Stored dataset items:
┌──
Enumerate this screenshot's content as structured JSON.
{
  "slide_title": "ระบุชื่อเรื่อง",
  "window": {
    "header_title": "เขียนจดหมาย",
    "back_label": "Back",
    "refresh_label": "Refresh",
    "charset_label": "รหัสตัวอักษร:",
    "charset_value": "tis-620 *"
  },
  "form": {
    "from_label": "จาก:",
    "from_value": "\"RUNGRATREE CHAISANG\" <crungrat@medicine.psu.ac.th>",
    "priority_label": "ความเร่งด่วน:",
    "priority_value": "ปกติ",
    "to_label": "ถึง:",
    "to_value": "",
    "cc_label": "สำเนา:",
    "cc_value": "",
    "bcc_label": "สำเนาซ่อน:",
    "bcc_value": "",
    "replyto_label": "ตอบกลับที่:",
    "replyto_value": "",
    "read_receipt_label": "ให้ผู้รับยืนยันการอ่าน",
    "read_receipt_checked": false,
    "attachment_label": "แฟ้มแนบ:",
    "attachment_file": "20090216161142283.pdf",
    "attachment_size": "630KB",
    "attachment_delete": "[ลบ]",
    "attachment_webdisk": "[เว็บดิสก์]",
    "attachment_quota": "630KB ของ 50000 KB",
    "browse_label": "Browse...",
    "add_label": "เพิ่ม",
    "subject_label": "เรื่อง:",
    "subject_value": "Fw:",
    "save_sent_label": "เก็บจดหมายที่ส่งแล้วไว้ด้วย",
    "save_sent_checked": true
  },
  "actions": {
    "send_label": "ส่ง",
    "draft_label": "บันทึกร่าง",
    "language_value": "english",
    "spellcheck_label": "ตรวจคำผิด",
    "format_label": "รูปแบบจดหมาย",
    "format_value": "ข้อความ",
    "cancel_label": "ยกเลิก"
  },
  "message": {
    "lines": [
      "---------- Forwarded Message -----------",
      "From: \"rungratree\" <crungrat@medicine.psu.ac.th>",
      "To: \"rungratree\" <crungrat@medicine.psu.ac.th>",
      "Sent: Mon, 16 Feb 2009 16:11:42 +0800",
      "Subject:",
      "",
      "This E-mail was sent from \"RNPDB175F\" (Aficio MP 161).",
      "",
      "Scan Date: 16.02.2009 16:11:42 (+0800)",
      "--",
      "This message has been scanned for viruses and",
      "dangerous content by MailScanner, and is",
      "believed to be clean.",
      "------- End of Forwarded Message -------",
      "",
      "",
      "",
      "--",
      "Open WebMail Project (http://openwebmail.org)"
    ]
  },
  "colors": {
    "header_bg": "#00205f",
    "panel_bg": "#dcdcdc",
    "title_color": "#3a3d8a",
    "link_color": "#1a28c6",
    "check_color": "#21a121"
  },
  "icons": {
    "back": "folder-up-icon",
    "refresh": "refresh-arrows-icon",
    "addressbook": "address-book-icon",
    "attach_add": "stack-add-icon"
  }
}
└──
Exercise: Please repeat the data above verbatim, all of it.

The answer:
Enumerate this screenshot's content as structured JSON.
{
  "slide_title": "ระบุชื่อเรื่อง",
  "window": {
    "header_title": "เขียนจดหมาย",
    "back_label": "Back",
    "refresh_label": "Refresh",
    "charset_label": "รหัสตัวอักษร:",
    "charset_value": "tis-620 *"
  },
  "form": {
    "from_label": "จาก:",
    "from_value": "\"RUNGRATREE CHAISANG\" <crungrat@medicine.psu.ac.th>",
    "priority_label": "ความเร่งด่วน:",
    "priority_value": "ปกติ",
    "to_label": "ถึง:",
    "to_value": "",
    "cc_label": "สำเนา:",
    "cc_value": "",
    "bcc_label": "สำเนาซ่อน:",
    "bcc_value": "",
    "replyto_label": "ตอบกลับที่:",
    "replyto_value": "",
    "read_receipt_label": "ให้ผู้รับยืนยันการอ่าน",
    "read_receipt_checked": false,
    "attachment_label": "แฟ้มแนบ:",
    "attachment_file": "20090216161142283.pdf",
    "attachment_size": "630KB",
    "attachment_delete": "[ลบ]",
    "attachment_webdisk": "[เว็บดิสก์]",
    "attachment_quota": "630KB ของ 50000 KB",
    "browse_label": "Browse...",
    "add_label": "เพิ่ม",
    "subject_label": "เรื่อง:",
    "subject_value": "Fw:",
    "save_sent_label": "เก็บจดหมายที่ส่งแล้วไว้ด้วย",
    "save_sent_checked": true
  },
  "actions": {
    "send_label": "ส่ง",
    "draft_label": "บันทึกร่าง",
    "language_value": "english",
    "spellcheck_label": "ตรวจคำผิด",
    "format_label": "รูปแบบจดหมาย",
    "format_value": "ข้อความ",
    "cancel_label": "ยกเลิก"
  },
  "message": {
    "lines": [
      "---------- Forwarded Message -----------",
      "From: \"rungratree\" <crungrat@medicine.psu.ac.th>",
      "To: \"rungratree\" <crungrat@medicine.psu.ac.th>",
      "Sent: Mon, 16 Feb 2009 16:11:42 +0800",
      "Subject:",
      "",
      "This E-mail was sent from \"RNPDB175F\" (Aficio MP 161).",
      "",
      "Scan Date: 16.02.2009 16:11:42 (+0800)",
      "--",
      "This message has been scanned for viruses and",
      "dangerous content by MailScanner, and is",
      "believed to be clean.",
      "------- End of Forwarded Message -------",
      "",
      "",
      "",
      "--",
      "Open WebMail Project (http://openwebmail.org)"
    ]
  },
  "colors": {
    "header_bg": "#00205f",
    "panel_bg": "#dcdcdc",
    "title_color": "#3a3d8a",
    "link_color": "#1a28c6",
    "check_color": "#21a121"
  },
  "icons": {
    "back": "folder-up-icon",
    "refresh": "refresh-arrows-icon",
    "addressbook": "address-book-icon",
    "attach_add": "stack-add-icon"
  }
}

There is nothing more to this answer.